From Wikipedia, the free encyclopedia
Horatio is a character from William Shakespeare's play Hamlet. A friend of Prince Hamlet from Wittenberg University, Horatio's origins are unknown, though he is evidently poor  and was present on the battlefield when Hamlet's father defeated 'the ambitious Norway'. Horatio is evidently not directly involved in the intrigue at the Danish court; thus, he makes a good foil or sounding board for Hamlet. He is often not identified as any specific court position, but simply as "friend to Hamlet."
Horatio is Hamlet's most trusted friend, to whom Hamlet reveals all his plans. Several times Hamlet swears his affection to Horatio in a way he does for no other character. Horatio swears himself to secrecy about the ghost and Hamlet's pretense of madness, and conspires with Hamlet to prove Claudius's guilt in the mousetrap play. He is the first to know of Hamlet's return from England, and is with him when he learns of Ophelia's death.

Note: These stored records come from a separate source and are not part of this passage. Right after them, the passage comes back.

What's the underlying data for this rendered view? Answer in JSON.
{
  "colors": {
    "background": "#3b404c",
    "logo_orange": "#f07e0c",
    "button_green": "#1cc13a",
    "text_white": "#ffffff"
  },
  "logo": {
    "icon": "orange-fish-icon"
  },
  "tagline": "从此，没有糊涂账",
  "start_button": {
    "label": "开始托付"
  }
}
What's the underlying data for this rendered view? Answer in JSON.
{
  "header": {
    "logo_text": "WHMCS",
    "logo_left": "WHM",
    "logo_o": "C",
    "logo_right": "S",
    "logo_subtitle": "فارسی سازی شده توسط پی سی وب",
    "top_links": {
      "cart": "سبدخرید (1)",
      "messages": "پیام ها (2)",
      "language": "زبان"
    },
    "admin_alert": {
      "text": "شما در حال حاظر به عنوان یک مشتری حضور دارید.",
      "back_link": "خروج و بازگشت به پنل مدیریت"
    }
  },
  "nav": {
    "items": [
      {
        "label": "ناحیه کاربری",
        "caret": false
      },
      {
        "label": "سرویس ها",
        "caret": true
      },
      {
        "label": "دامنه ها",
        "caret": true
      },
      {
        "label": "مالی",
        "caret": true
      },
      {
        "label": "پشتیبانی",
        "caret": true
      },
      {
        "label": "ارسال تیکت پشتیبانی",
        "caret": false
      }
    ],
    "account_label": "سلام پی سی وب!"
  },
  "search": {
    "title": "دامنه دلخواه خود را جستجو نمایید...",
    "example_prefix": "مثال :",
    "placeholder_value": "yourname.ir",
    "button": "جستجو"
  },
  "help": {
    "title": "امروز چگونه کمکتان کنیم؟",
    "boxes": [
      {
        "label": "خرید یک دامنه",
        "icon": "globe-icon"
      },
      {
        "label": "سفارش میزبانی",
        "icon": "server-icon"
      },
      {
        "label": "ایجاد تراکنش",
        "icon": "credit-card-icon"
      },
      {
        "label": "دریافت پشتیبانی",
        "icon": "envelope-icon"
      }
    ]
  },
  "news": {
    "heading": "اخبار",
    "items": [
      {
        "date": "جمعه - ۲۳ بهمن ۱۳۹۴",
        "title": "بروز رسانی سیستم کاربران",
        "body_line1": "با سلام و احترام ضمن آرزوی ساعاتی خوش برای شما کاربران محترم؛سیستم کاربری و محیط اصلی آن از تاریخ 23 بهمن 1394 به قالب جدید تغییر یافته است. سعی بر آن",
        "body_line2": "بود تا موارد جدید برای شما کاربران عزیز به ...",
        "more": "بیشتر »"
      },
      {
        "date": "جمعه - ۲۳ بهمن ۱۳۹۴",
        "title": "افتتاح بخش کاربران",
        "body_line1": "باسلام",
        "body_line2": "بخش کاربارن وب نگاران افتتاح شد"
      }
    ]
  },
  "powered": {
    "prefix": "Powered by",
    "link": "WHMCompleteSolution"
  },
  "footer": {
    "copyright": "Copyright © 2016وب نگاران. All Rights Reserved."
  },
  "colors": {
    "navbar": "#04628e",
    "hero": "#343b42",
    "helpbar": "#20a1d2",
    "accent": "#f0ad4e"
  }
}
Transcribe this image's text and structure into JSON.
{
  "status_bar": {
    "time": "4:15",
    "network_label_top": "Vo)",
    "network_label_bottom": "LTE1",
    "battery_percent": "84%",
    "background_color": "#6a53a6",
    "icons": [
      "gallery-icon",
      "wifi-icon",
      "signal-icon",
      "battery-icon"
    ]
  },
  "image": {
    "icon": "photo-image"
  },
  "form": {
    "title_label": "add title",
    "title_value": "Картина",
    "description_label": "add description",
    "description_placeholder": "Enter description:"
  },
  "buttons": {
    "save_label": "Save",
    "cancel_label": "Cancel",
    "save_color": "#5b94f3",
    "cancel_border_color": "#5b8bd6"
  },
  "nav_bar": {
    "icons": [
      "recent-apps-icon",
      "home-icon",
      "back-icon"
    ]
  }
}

"Horatio, thou art e'en as just a manAs e'er my conversation cop'd withal."
|— Hamlet to Horatio in the play Hamlet|
Not only is Horatio loyal and supportive, but he is also rational. The guards in the opening scene call upon Horatio to bear witness to the presence of the ghost, trusting in his unbiased opinion. Without proof, Horatio is skeptical of the ghost: "Horatio says 'tis but our fantasy,/ And will not let belief take hold of him." The fact that Horatio sees the ghost has been used to refute the theory that the ghost is a figment of Hamlet's imagination.
At the end of the play, Horatio proposes to finish off the poisoned drink which was intended for Hamlet, saying that he is 'more an antique Roman than a Dane', but the dying prince wrestles the cup away from him and bids Horatio to live, help put things right in Denmark; "If thou didst ever hold me in thy heart, / Absent thee from felicity a while, / And in this harsh world draw thy breath in pain / To tell my story." Hamlet's last request creates an interesting parallel between the name Horatio and the Latin orator, meaning "speaker".
Horatio is present through most of the major scenes of the play, but Hamlet is usually the only person to acknowledge that he is present; when other characters address him, they are almost always telling him to leave. He is often in scenes that are usually remembered as soliloquies, such as Hamlet's famous scene with the skull he calls 'Yorick'. Horatio is also present during the mousetrap play, the discovery of Ophelia's madness (though the role of an anonymous gentleman-courtier has been substituted in this scene), Hamlet's display at Ophelia's grave, and the all-important final scene. He is the only major main character to survive all the way to the end of the play.
In performance, the part of Horatio is the only part in the play that can't be doubled, i.e. that can't be played by an actor who also plays another character, since he is present in scenes involving nearly every character.